--- Activity ---
Pictures aside, write out the data exactly as it reads.

--- Recorded information ---
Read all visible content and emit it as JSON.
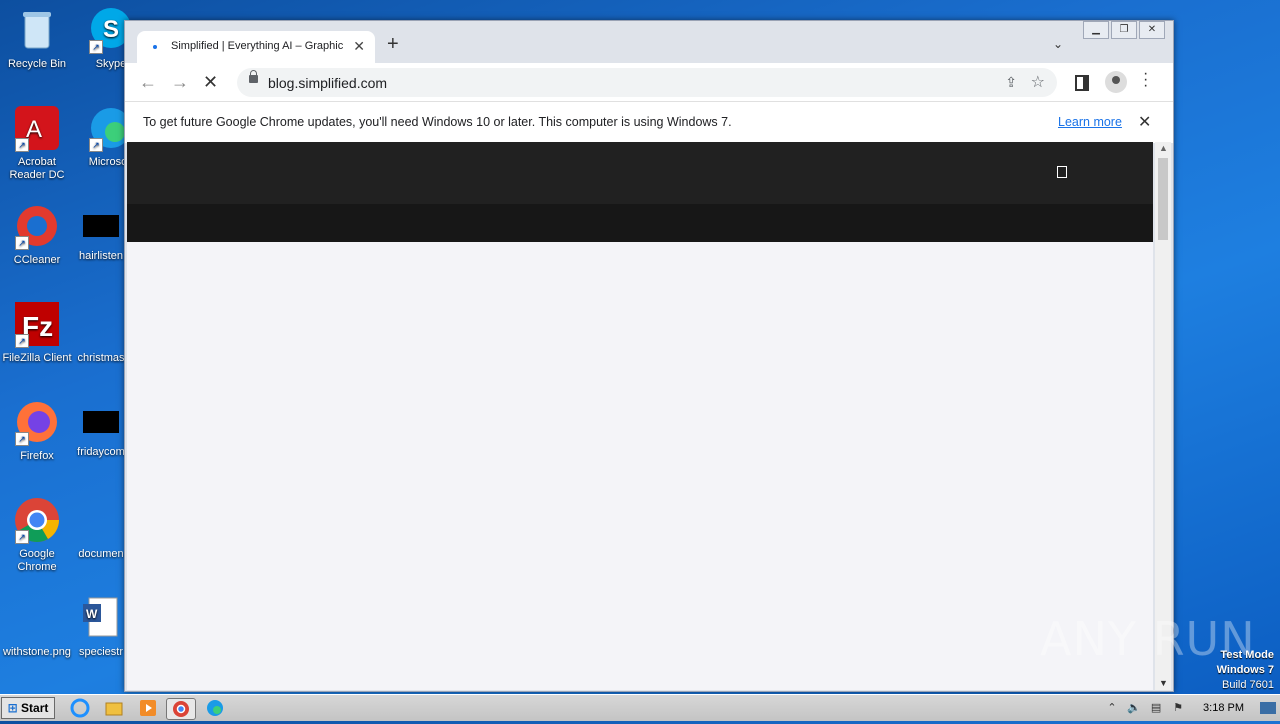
{
  "desktop": {
    "icons": [
      {
        "label": "Recycle Bin"
      },
      {
        "label": "Skype"
      },
      {
        "label": "Acrobat Reader DC"
      },
      {
        "label": "Microsoft"
      },
      {
        "label": "CCleaner"
      },
      {
        "label": "hairlisten"
      },
      {
        "label": "FileZilla Client"
      },
      {
        "label": "christmas"
      },
      {
        "label": "Firefox"
      },
      {
        "label": "fridaycom"
      },
      {
        "label": "Google Chrome"
      },
      {
        "label": "documen"
      },
      {
        "label": "withstone.png"
      },
      {
        "label": "speciestr"
      }
    ],
    "watermark": "ANY RUN",
    "test_mode": {
      "line1": "Test Mode",
      "line2": "Windows 7",
      "line3": "Build 7601"
    }
  },
  "browser": {
    "tab_title": "Simplified | Everything AI – Graphic D",
    "url": "blog.simplified.com",
    "infobar_message": "To get future Google Chrome updates, you'll need Windows 10 or later. This computer is using Windows 7.",
    "infobar_link": "Learn more"
  },
  "taskbar": {
    "start_label": "Start",
    "clock": "3:18 PM"
  },
  "colors": {
    "accent": "#1a73e8",
    "page_header": "#212121",
    "page_bg": "#f4f4f8"
  }
}
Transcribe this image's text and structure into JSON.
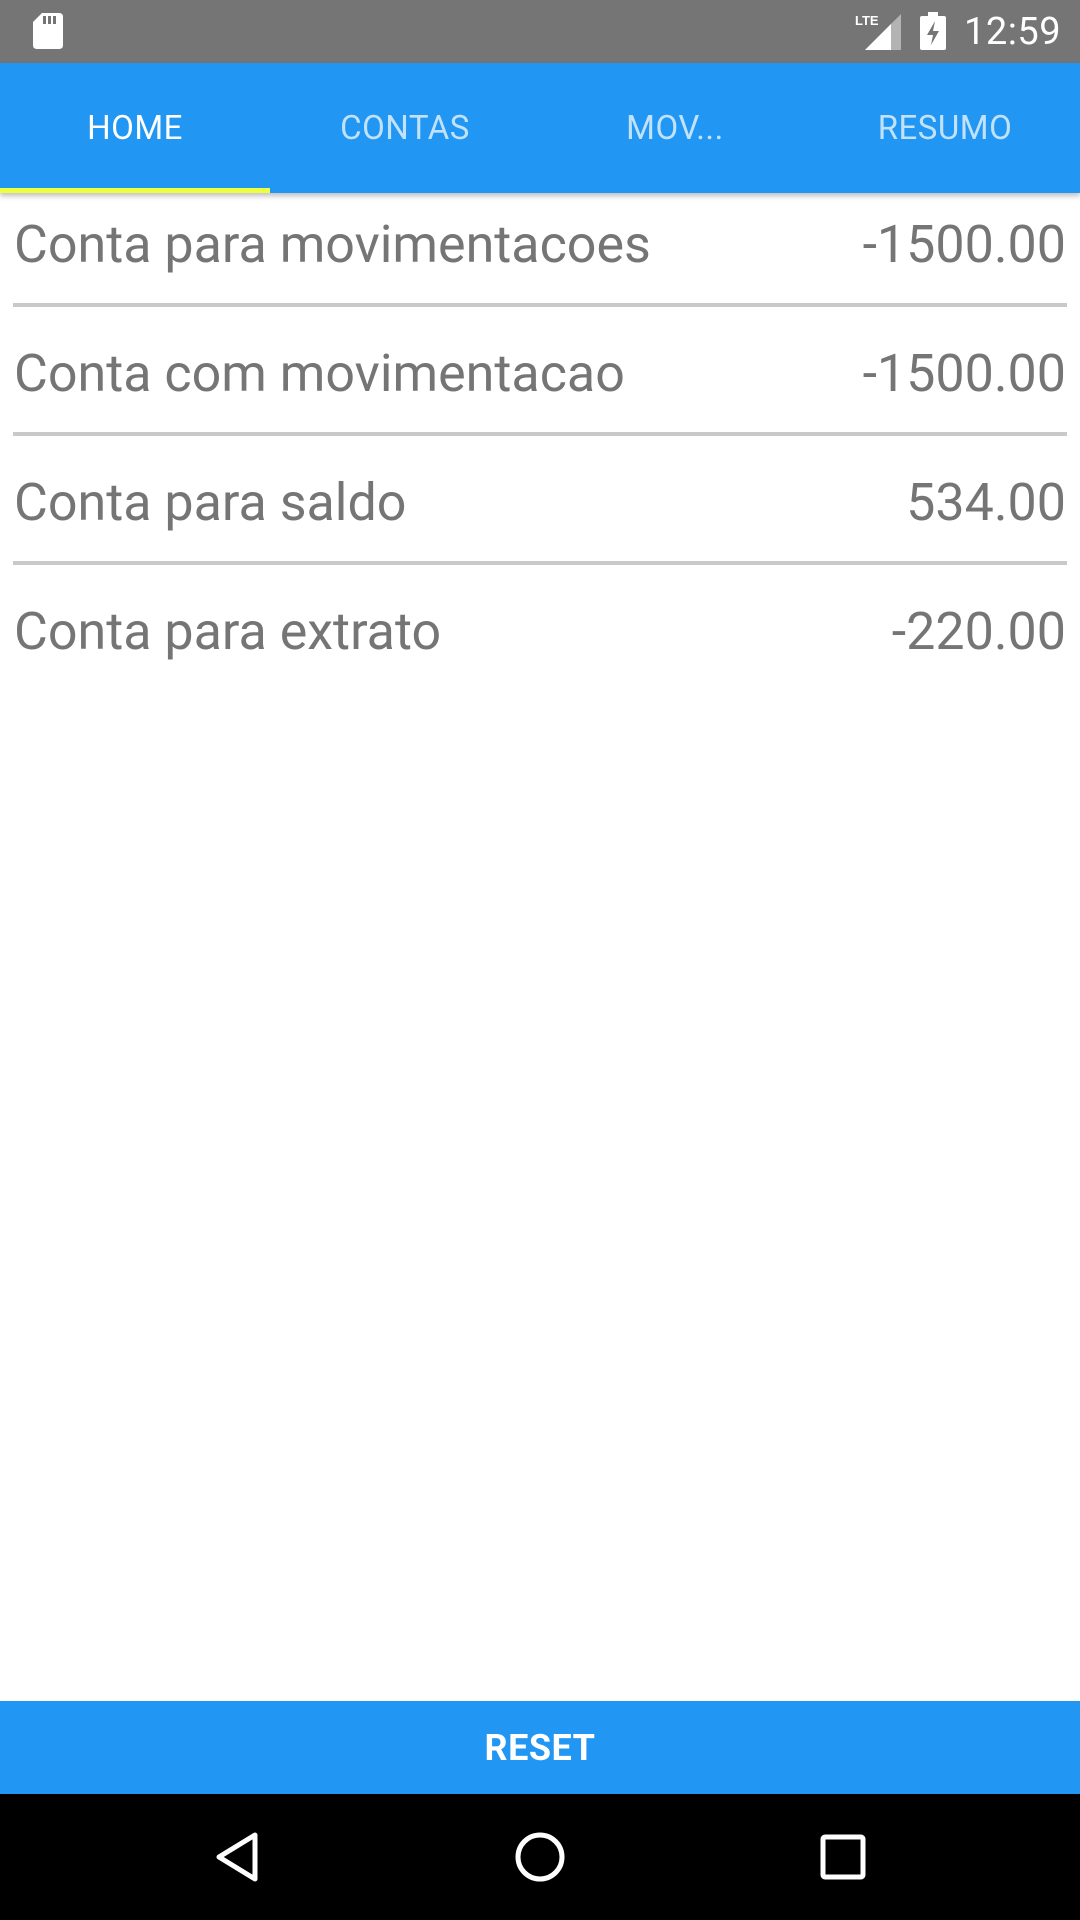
{
  "status_bar": {
    "time": "12:59",
    "network_label": "LTE",
    "icons": [
      "sd-card-icon",
      "lte-signal-icon",
      "battery-charging-icon"
    ]
  },
  "tabs": [
    {
      "label": "HOME",
      "active": true
    },
    {
      "label": "CONTAS",
      "active": false
    },
    {
      "label": "MOV...",
      "active": false
    },
    {
      "label": "RESUMO",
      "active": false
    }
  ],
  "accounts": [
    {
      "name": "Conta para movimentacoes",
      "balance": "-1500.00"
    },
    {
      "name": "Conta com movimentacao",
      "balance": "-1500.00"
    },
    {
      "name": "Conta para saldo",
      "balance": "534.00"
    },
    {
      "name": "Conta para extrato",
      "balance": "-220.00"
    }
  ],
  "reset_button": {
    "label": "RESET"
  },
  "nav_bar": {
    "icons": [
      "back-icon",
      "home-icon",
      "recents-icon"
    ]
  },
  "colors": {
    "primary": "#2196f3",
    "status_bar": "#757575",
    "tab_indicator": "#eeff41",
    "text_gray": "#757575",
    "divider": "#c9c9c9"
  }
}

--- Output below ---
Read all visible content and emit it as JSON.
{
  "desktop": {
    "icons": [
      {
        "label": "Recycle Bin"
      },
      {
        "label": "Skype"
      },
      {
        "label": "Acrobat Reader DC"
      },
      {
        "label": "Microsoft"
      },
      {
        "label": "CCleaner"
      },
      {
        "label": "hairlisten"
      },
      {
        "label": "FileZilla Client"
      },
      {
        "label": "christmas"
      },
      {
        "label": "Firefox"
      },
      {
        "label": "fridaycom"
      },
      {
        "label": "Google Chrome"
      },
      {
        "label": "documen"
      },
      {
        "label": "withstone.png"
      },
      {
        "label": "speciestr"
      }
    ],
    "watermark": "ANY RUN",
    "test_mode": {
      "line1": "Test Mode",
      "line2": "Windows 7",
      "line3": "Build 7601"
    }
  },
  "browser": {
    "tab_title": "Simplified | Everything AI – Graphic D",
    "url": "blog.simplified.com",
    "infobar_message": "To get future Google Chrome updates, you'll need Windows 10 or later. This computer is using Windows 7.",
    "infobar_link": "Learn more"
  },
  "taskbar": {
    "start_label": "Start",
    "clock": "3:18 PM"
  },
  "colors": {
    "accent": "#1a73e8",
    "page_header": "#212121",
    "page_bg": "#f4f4f8"
  }
}
Transcribe this image's text and structure into JSON.
{
  "status_bar": {
    "time": "12:59",
    "network_label": "LTE",
    "icons": [
      "sd-card-icon",
      "lte-signal-icon",
      "battery-charging-icon"
    ]
  },
  "tabs": [
    {
      "label": "HOME",
      "active": true
    },
    {
      "label": "CONTAS",
      "active": false
    },
    {
      "label": "MOV...",
      "active": false
    },
    {
      "label": "RESUMO",
      "active": false
    }
  ],
  "accounts": [
    {
      "name": "Conta para movimentacoes",
      "balance": "-1500.00"
    },
    {
      "name": "Conta com movimentacao",
      "balance": "-1500.00"
    },
    {
      "name": "Conta para saldo",
      "balance": "534.00"
    },
    {
      "name": "Conta para extrato",
      "balance": "-220.00"
    }
  ],
  "reset_button": {
    "label": "RESET"
  },
  "nav_bar": {
    "icons": [
      "back-icon",
      "home-icon",
      "recents-icon"
    ]
  },
  "colors": {
    "primary": "#2196f3",
    "status_bar": "#757575",
    "tab_indicator": "#eeff41",
    "text_gray": "#757575",
    "divider": "#c9c9c9"
  }
}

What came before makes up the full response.